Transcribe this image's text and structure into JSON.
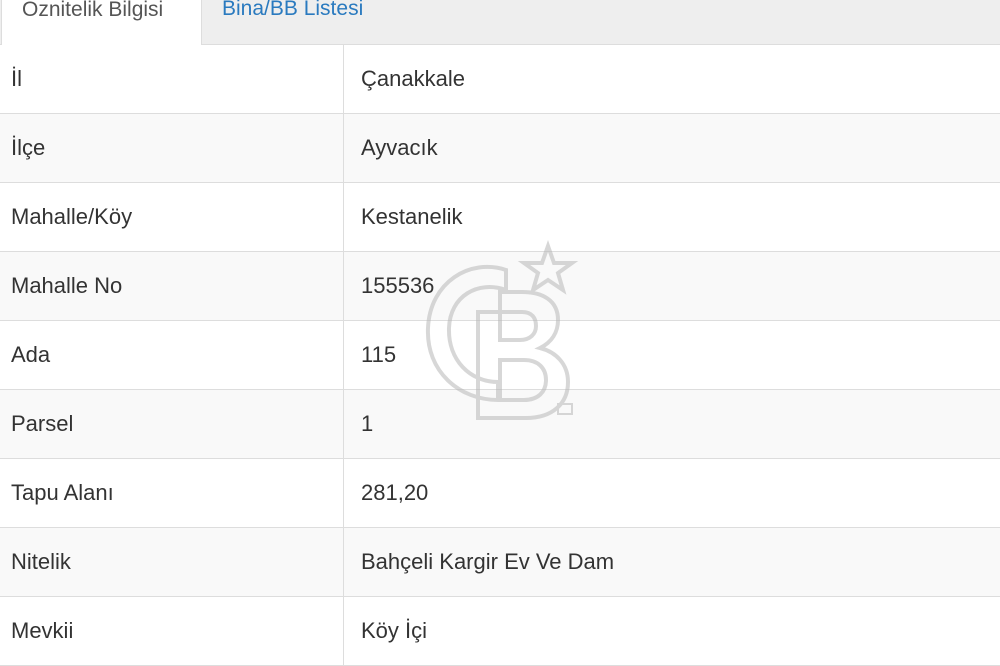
{
  "tabs": [
    {
      "label": "Öznitelik Bilgisi",
      "active": true
    },
    {
      "label": "Bina/BB Listesi",
      "active": false
    }
  ],
  "attributes": [
    {
      "label": "İl",
      "value": "Çanakkale"
    },
    {
      "label": "İlçe",
      "value": "Ayvacık"
    },
    {
      "label": "Mahalle/Köy",
      "value": "Kestanelik"
    },
    {
      "label": "Mahalle No",
      "value": "155536"
    },
    {
      "label": "Ada",
      "value": "115"
    },
    {
      "label": "Parsel",
      "value": "1"
    },
    {
      "label": "Tapu Alanı",
      "value": "281,20"
    },
    {
      "label": "Nitelik",
      "value": "Bahçeli Kargir Ev Ve Dam"
    },
    {
      "label": "Mevkii",
      "value": "Köy İçi"
    }
  ],
  "watermark": {
    "icon": "cb-logo-watermark",
    "color": "#b8b8b8",
    "mark": "SM"
  }
}
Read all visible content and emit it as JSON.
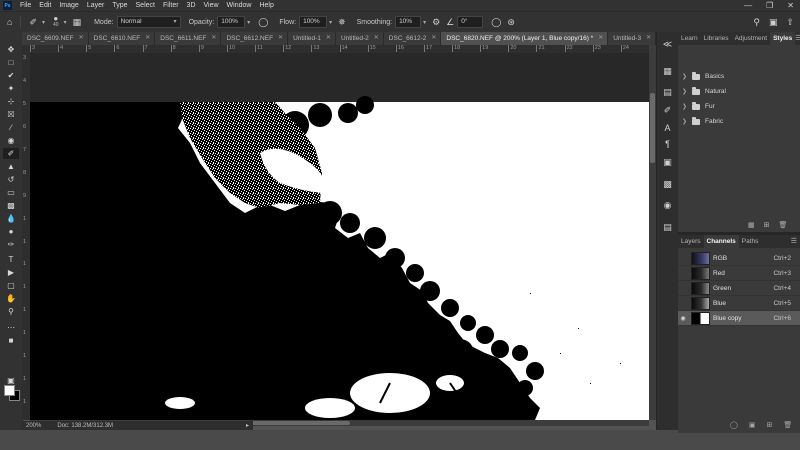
{
  "menubar": {
    "logo": "Ps",
    "items": [
      "File",
      "Edit",
      "Image",
      "Layer",
      "Type",
      "Select",
      "Filter",
      "3D",
      "View",
      "Window",
      "Help"
    ]
  },
  "options": {
    "brush_size": "40",
    "mode_label": "Mode:",
    "mode_value": "Normal",
    "opacity_label": "Opacity:",
    "opacity_value": "100%",
    "flow_label": "Flow:",
    "flow_value": "100%",
    "smoothing_label": "Smoothing:",
    "smoothing_value": "10%",
    "angle_value": "0°"
  },
  "tabs": [
    {
      "label": "DSC_6609.NEF",
      "active": false
    },
    {
      "label": "DSC_6610.NEF",
      "active": false
    },
    {
      "label": "DSC_6611.NEF",
      "active": false
    },
    {
      "label": "DSC_6612.NEF",
      "active": false
    },
    {
      "label": "Untitled-1",
      "active": false
    },
    {
      "label": "Untitled-2",
      "active": false
    },
    {
      "label": "DSC_6612-2",
      "active": false
    },
    {
      "label": "DSC_6820.NEF @ 200% (Layer 1, Blue copy/16) *",
      "active": true
    },
    {
      "label": "Untitled-3",
      "active": false
    }
  ],
  "ruler": {
    "top_ticks": [
      "3",
      "4",
      "5",
      "6",
      "7",
      "8",
      "9",
      "10",
      "11",
      "12",
      "13",
      "14",
      "15",
      "16",
      "17",
      "18",
      "19",
      "20",
      "21",
      "22",
      "23",
      "24"
    ],
    "left_ticks": [
      "3",
      "4",
      "5",
      "6",
      "7",
      "8",
      "9",
      "1",
      "1",
      "1",
      "1",
      "1",
      "1",
      "1",
      "1",
      "1"
    ]
  },
  "status": {
    "zoom": "200%",
    "doc": "Doc: 138.2M/312.3M"
  },
  "styles_panel": {
    "tabs": [
      "Learn",
      "Libraries",
      "Adjustment",
      "Styles"
    ],
    "active_tab": "Styles",
    "groups": [
      "Basics",
      "Natural",
      "Fur",
      "Fabric"
    ]
  },
  "channels_panel": {
    "tabs": [
      "Layers",
      "Channels",
      "Paths"
    ],
    "active_tab": "Channels",
    "rows": [
      {
        "name": "RGB",
        "shortcut": "Ctrl+2",
        "visible": false,
        "selected": false
      },
      {
        "name": "Red",
        "shortcut": "Ctrl+3",
        "visible": false,
        "selected": false
      },
      {
        "name": "Green",
        "shortcut": "Ctrl+4",
        "visible": false,
        "selected": false
      },
      {
        "name": "Blue",
        "shortcut": "Ctrl+5",
        "visible": false,
        "selected": false
      },
      {
        "name": "Blue copy",
        "shortcut": "Ctrl+6",
        "visible": true,
        "selected": true
      }
    ]
  },
  "icons": {
    "home": "home-icon",
    "brush": "brush-icon",
    "search": "search-icon",
    "share": "share-icon",
    "workspace": "workspace-icon",
    "eye": "eye-icon",
    "folder": "folder-icon"
  },
  "colors": {
    "foreground": "#ffffff",
    "background": "#000000",
    "ui_dark": "#323232",
    "panel": "#3a3a3a",
    "selected_row": "#5a5a5a"
  }
}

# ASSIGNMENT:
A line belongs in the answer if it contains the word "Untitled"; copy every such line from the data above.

# EXERCISE ANSWER:
      "label": "Untitled-1",
      "label": "Untitled-2",
      "label": "Untitled-3",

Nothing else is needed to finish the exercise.